Today's theme answers pair a profession with a pun-like dis- or de- adjective. DISILLUSIONEDMAGICIAN (111A: Unemployed prestidigitator?), for example. Although I don't really agree that it works 100% because his state of employment does not mean that he is no longer able to perform illusions. It just means he isn't being paid for it right now. I suppose that's not the point, though, and, like Colum, I should try to be more upbeat. And yes, I did chuckle at that one, and at DEFILEDMANICURIST, which is cute. Is there a word for these things? They're not exactly Tom Swifties, but they are in the same family. I thought DISTRESSEDHAIRDRESSER was a little confusing, because there is such a thing as "distressed hair," but then you could also parse it as "dis-tressed," and make it kind of work for hair cutting. I also found DISPATCHEDTAILOR wanting, because how many tailors use patches? It could just be my ignorance of the profession, but if I went to get a suitcoat made, I would not expect (or want) it to come with elbow patches. And yes, I guess they could use patches to mend things, but would anyone who actually uses a tailor ever bring in anything to be patched? Oh, I don't know... perhaps I'm just out of my depth here.
OK, that ended up sounding pretty negative. But sometimes that's the way it is with me - especially on a Sunday. I don't think it's any great secret on this blog that I am frequently less happy with a Sunday puzzle than I am with a weekday grid.

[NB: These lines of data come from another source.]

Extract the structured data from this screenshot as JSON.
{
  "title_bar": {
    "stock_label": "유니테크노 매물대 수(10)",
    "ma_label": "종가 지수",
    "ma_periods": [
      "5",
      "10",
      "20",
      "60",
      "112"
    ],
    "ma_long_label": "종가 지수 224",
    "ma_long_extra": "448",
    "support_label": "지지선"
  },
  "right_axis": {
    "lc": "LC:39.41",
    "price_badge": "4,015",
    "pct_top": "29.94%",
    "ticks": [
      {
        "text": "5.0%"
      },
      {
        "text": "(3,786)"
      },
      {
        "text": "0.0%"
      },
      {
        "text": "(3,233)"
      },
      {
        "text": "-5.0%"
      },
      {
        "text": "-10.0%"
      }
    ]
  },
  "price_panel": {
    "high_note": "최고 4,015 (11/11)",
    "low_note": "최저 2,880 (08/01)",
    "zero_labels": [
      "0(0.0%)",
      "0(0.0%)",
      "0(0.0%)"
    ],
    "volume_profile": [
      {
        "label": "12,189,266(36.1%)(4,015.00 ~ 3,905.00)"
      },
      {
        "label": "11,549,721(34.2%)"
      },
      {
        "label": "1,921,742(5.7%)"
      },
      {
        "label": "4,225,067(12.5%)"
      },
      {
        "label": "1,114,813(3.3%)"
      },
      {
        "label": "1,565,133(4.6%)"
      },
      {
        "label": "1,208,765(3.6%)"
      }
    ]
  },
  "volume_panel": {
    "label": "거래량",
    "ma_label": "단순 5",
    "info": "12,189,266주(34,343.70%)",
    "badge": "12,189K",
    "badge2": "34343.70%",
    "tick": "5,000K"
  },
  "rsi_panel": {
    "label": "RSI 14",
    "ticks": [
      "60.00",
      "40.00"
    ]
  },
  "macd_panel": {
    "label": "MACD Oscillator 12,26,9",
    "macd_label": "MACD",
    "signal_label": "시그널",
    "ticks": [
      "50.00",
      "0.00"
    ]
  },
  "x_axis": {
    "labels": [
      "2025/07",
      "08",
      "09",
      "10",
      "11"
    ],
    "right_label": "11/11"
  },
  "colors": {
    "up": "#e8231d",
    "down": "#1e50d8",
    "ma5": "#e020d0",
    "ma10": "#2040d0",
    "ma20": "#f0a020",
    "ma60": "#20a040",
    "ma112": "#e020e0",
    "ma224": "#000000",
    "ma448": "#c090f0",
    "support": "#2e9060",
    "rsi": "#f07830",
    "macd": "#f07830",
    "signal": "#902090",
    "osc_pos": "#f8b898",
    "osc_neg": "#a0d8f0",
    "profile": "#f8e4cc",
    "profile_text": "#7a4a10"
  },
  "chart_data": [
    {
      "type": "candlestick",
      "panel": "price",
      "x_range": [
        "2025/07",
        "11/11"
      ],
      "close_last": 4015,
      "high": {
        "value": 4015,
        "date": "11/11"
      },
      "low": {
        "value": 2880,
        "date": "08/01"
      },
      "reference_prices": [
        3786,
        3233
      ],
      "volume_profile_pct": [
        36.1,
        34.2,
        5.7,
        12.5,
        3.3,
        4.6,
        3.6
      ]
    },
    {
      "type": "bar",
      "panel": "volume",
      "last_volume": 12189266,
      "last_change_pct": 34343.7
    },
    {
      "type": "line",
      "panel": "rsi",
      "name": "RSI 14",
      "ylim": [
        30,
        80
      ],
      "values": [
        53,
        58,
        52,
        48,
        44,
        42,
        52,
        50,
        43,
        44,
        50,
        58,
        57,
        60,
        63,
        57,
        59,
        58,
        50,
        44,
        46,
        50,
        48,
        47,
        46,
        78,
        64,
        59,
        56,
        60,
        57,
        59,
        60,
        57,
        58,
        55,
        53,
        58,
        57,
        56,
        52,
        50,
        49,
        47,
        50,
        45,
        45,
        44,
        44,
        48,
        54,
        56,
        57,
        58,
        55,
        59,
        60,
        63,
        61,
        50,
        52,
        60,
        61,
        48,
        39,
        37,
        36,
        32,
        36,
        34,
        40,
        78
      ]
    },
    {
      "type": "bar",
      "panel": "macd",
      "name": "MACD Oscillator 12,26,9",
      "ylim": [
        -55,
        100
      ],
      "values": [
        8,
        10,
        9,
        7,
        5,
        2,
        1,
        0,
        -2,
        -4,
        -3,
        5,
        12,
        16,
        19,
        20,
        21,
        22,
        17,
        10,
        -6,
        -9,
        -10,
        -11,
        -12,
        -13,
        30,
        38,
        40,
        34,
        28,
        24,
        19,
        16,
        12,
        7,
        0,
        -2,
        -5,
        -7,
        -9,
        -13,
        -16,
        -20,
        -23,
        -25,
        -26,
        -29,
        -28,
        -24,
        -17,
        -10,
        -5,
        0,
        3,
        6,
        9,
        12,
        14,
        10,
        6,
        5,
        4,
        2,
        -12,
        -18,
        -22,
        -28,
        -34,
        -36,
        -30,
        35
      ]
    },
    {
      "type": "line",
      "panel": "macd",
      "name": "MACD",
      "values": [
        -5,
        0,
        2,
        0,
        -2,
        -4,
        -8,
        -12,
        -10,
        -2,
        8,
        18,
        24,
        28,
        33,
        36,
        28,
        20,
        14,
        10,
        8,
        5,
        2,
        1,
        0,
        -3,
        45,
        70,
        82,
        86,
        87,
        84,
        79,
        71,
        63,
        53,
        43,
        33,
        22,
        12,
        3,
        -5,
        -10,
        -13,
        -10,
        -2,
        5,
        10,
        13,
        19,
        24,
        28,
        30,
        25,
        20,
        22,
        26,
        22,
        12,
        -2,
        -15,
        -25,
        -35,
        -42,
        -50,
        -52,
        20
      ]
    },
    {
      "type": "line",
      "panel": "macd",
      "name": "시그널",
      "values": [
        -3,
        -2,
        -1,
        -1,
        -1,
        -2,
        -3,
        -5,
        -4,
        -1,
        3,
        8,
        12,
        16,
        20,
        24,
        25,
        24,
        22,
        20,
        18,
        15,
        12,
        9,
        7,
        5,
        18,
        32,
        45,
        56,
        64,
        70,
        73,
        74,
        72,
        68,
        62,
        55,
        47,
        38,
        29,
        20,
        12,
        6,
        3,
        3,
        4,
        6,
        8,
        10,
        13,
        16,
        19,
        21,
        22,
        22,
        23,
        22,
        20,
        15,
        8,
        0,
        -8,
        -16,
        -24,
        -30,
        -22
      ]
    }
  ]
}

Maybe it's a mea CULPa situation, or maybe it's just that there's more room on a Sunday for obscurities like BRIGANTINE, NAHA, THIEU, UTAHANS, and even VERITY. And then there's the unwelcome-to-this-Boston-Red-Sox-fan THEBAMBINO. (OK, that one's actually perfectly fine, I'm just on a roll with the complaining so I thought I'd throw it in.)
I had a great deal of difficulty in the small area including 71A: Wall Street order (PUT), 47D: "Brave New World" drug (SOMA) (Incidentally, this is the name that my favorite local coffee shop gave to one of their espresso bean blends), and 54A: Remote figure: Abbr. (VOL). That last one I very much dislike. "Remote figure?" I don't think so. "Remote key," "remote button," "remote command," maybe. "Remote figure?" No.
OK, that's enough complaining from me. This is no way to start my week of reviews. I hope you enjoyed it.
p.s. Now's probably not the time for me to ask "MISSME?" :)